Me and our concept artist at Games Com 2010

But who comes up with the ideas for MilMo? The same ideas programmers and scripters work so hard to implement in to the game? That's a job for the game designers, who make up the design team. Being a game designer is very complex. Usually you have a lot of different skills and know a little bit about everything. You have to have good communication skills, both written and spoken, to get your ideas across to the rest of the team. You might have to tweak numbers in order to create the perfect balance for one game system (weapons for example), or you might work with designing new game play features (like the Exploration Tokens, the Shop or the special potions). It's often the designer's job to keep an eye on the rest of the team and make sure everyone keeps their deadlines.
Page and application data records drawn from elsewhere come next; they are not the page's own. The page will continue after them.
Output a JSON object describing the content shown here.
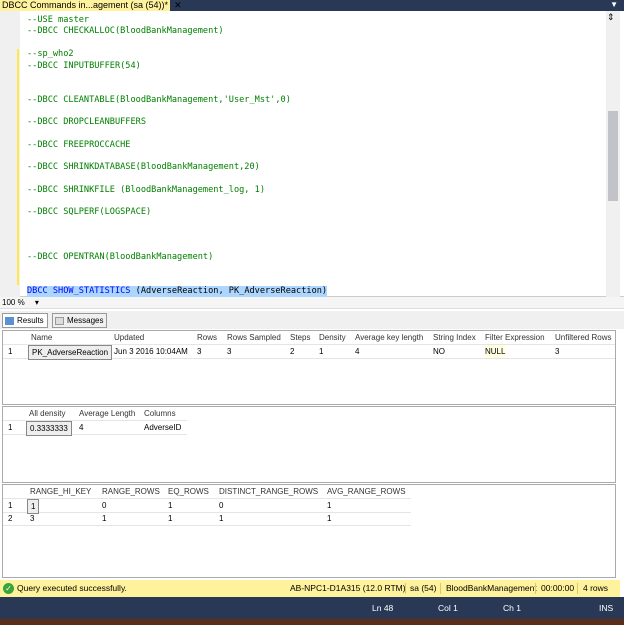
{
  "window": {
    "tab_title": "DBCC Commands in...agement (sa (54))*",
    "close": "✕"
  },
  "editor": {
    "lines": [
      "--USE master",
      "--DBCC CHECKALLOC(BloodBankManagement)",
      "--sp_who2",
      "--DBCC INPUTBUFFER(54)",
      "--DBCC CLEANTABLE(BloodBankManagement,'User_Mst',0)",
      "--DBCC DROPCLEANBUFFERS",
      "--DBCC FREEPROCCACHE",
      "--DBCC SHRINKDATABASE(BloodBankManagement,20)",
      "--DBCC SHRINKFILE (BloodBankManagement_log, 1)",
      "--DBCC SQLPERF(LOGSPACE)",
      "--DBCC OPENTRAN(BloodBankManagement)"
    ],
    "selected_keyword": "DBCC SHOW_STATISTICS",
    "selected_args": "(AdverseReaction, PK_AdverseReaction)"
  },
  "zoom": {
    "value": "100 %"
  },
  "result_tabs": {
    "results": "Results",
    "messages": "Messages"
  },
  "grid1": {
    "headers": [
      "Name",
      "Updated",
      "Rows",
      "Rows Sampled",
      "Steps",
      "Density",
      "Average key length",
      "String Index",
      "Filter Expression",
      "Unfiltered Rows"
    ],
    "rows": [
      {
        "num": "1",
        "cells": [
          "PK_AdverseReaction",
          "Jun  3 2016 10:04AM",
          "3",
          "3",
          "2",
          "1",
          "4",
          "NO",
          "NULL",
          "3"
        ]
      }
    ]
  },
  "grid2": {
    "headers": [
      "All density",
      "Average Length",
      "Columns"
    ],
    "rows": [
      {
        "num": "1",
        "cells": [
          "0.3333333",
          "4",
          "AdverseID"
        ]
      }
    ]
  },
  "grid3": {
    "headers": [
      "RANGE_HI_KEY",
      "RANGE_ROWS",
      "EQ_ROWS",
      "DISTINCT_RANGE_ROWS",
      "AVG_RANGE_ROWS"
    ],
    "rows": [
      {
        "num": "1",
        "cells": [
          "1",
          "0",
          "1",
          "0",
          "1"
        ]
      },
      {
        "num": "2",
        "cells": [
          "3",
          "1",
          "1",
          "1",
          "1"
        ]
      }
    ]
  },
  "status": {
    "message": "Query executed successfully.",
    "server": "AB-NPC1-D1A315 (12.0 RTM)",
    "user": "sa (54)",
    "database": "BloodBankManagement",
    "time": "00:00:00",
    "rows": "4 rows"
  },
  "bottom": {
    "ln": "Ln 48",
    "col": "Col 1",
    "ch": "Ch 1",
    "mode": "INS"
  }
}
A game designer might spend half of the day with the script team talking about the look and feel of the new island, and the rest of the day working with updating the project plan. One of our game designers have even morphed into a businessman and is responsible for meeting with new investors, meeting with other companies and making sure our public relations are taken care of. The other one sometimes takes the shape of a sound designer. Game designers are shape shifters (or at least very flexible people).
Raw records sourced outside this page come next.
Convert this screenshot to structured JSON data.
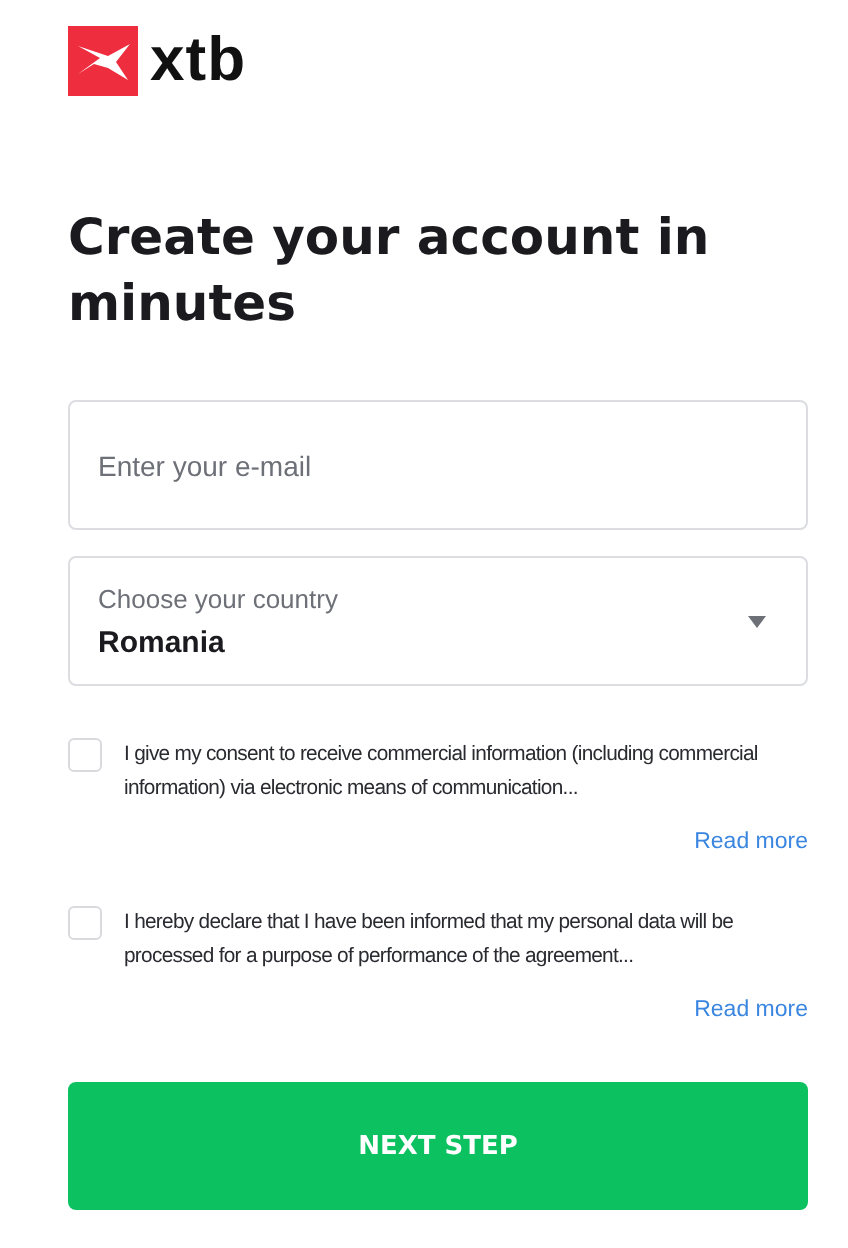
{
  "logo": {
    "text": "xtb"
  },
  "heading": "Create your account in minutes",
  "email_field": {
    "placeholder": "Enter your e-mail"
  },
  "country_field": {
    "label": "Choose your country",
    "value": "Romania"
  },
  "consents": [
    {
      "text": "I give my consent to receive commercial information (including commercial information) via electronic means of communication...",
      "checked": false,
      "link": "Read more"
    },
    {
      "text": "I hereby declare that I have been informed that my personal data will be processed for a purpose of performance of the agreement...",
      "checked": false,
      "link": "Read more"
    }
  ],
  "submit_button": "NEXT STEP"
}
So that's some of the stuff under the hood. On the "surface" you have the graphic team (also known as the art team at some companies). When you start playing MilMo your first impression is always the surface; what the game looks like. Our graphic team consist of a bunch of people with broad skill sets. We have a concept artist who draws the portraits of all the NPCs, the map and the splash screens, among other things. His job is to transform ideas into pictures, in order to help set the look and atmosphere for the game. Our 3D-artists and level designers look at these drawings, and model the objects using special software. The animator animates them to appear lifelike. The graphic team also paints textures for all items and clothes. They have an excellent eye for color and form.
A self-portrait made by our animator. She draws comics on her spare time
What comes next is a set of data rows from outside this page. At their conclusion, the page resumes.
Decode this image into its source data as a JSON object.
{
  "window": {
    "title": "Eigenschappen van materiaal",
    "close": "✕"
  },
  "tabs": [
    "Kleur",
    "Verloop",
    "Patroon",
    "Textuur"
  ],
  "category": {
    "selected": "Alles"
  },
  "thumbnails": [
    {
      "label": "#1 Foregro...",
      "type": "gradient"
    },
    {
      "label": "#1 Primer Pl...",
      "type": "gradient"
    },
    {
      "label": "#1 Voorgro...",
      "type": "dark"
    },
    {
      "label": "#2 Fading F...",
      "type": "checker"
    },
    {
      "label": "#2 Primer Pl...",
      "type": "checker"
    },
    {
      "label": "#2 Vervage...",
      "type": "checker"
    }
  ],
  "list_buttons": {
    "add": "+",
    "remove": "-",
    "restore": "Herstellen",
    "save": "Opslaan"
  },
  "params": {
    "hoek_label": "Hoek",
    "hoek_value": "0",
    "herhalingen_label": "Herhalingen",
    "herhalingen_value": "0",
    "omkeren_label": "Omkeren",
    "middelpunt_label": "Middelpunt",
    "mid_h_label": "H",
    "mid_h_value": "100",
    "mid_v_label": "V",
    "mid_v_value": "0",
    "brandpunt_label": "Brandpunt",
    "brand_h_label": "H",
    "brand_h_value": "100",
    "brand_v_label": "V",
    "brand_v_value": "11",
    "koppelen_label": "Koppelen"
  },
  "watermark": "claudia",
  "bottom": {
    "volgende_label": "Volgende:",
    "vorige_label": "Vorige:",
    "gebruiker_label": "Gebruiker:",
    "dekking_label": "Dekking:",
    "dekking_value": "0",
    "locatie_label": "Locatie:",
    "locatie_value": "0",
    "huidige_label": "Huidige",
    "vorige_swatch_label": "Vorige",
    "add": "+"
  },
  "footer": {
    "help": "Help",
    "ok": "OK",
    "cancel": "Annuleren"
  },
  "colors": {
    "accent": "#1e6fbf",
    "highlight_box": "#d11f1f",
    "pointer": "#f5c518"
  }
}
Our level designers work closely with both the graphics team and the game designers when they create the "physical" world of MilMo. They are the "architects" of the MilMo Universe. They listen to the designers and look at the concept artwork when they build the new levels. They constantly have to think along the lines of, “How can I make this forest/island/basement understandable for the player? How do I set the right mood with lighting? How many trees can I use on this level, if I use too many the loading time will be too long”. Our level designers have plenty of experience in creating graphics and working with 3D. 

An early concept picture of Visitor Island, made by one of the level designers

Okay, by now you hopefully know more about the teams that design, code, create and paint the game you play! When you work with game development you can't do it all by yourself (anymore). You need a lot of different people, and they all need to have some basic team working-skills.

See you online,


Sara is the Community Manager at Junebud. She also works with Quality Assurance (QA) and social media. She's got a bachelor's degree in game design, but likes the social part a bit more than tweaking numbers. She usually spends her time moderating the forum, testing the game and planning new events.